### RECORDS
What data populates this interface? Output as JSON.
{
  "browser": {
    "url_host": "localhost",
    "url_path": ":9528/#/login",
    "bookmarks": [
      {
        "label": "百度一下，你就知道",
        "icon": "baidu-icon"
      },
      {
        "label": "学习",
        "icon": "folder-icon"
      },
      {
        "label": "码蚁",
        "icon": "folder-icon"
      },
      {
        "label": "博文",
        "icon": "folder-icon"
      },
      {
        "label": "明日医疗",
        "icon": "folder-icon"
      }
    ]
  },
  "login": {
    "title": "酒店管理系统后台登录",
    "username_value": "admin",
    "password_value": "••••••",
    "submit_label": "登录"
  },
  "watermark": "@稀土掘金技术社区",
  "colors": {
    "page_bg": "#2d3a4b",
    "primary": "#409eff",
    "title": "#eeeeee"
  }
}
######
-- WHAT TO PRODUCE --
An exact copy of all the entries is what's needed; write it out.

-- TASK RESULT --
What data populates this interface? Output as JSON.
{
  "browser": {
    "url_host": "localhost",
    "url_path": ":9528/#/login",
    "bookmarks": [
      {
        "label": "百度一下，你就知道",
        "icon": "baidu-icon"
      },
      {
        "label": "学习",
        "icon": "folder-icon"
      },
      {
        "label": "码蚁",
        "icon": "folder-icon"
      },
      {
        "label": "博文",
        "icon": "folder-icon"
      },
      {
        "label": "明日医疗",
        "icon": "folder-icon"
      }
    ]
  },
  "login": {
    "title": "酒店管理系统后台登录",
    "username_value": "admin",
    "password_value": "••••••",
    "submit_label": "登录"
  },
  "watermark": "@稀土掘金技术社区",
  "colors": {
    "page_bg": "#2d3a4b",
    "primary": "#409eff",
    "title": "#eeeeee"
  }
}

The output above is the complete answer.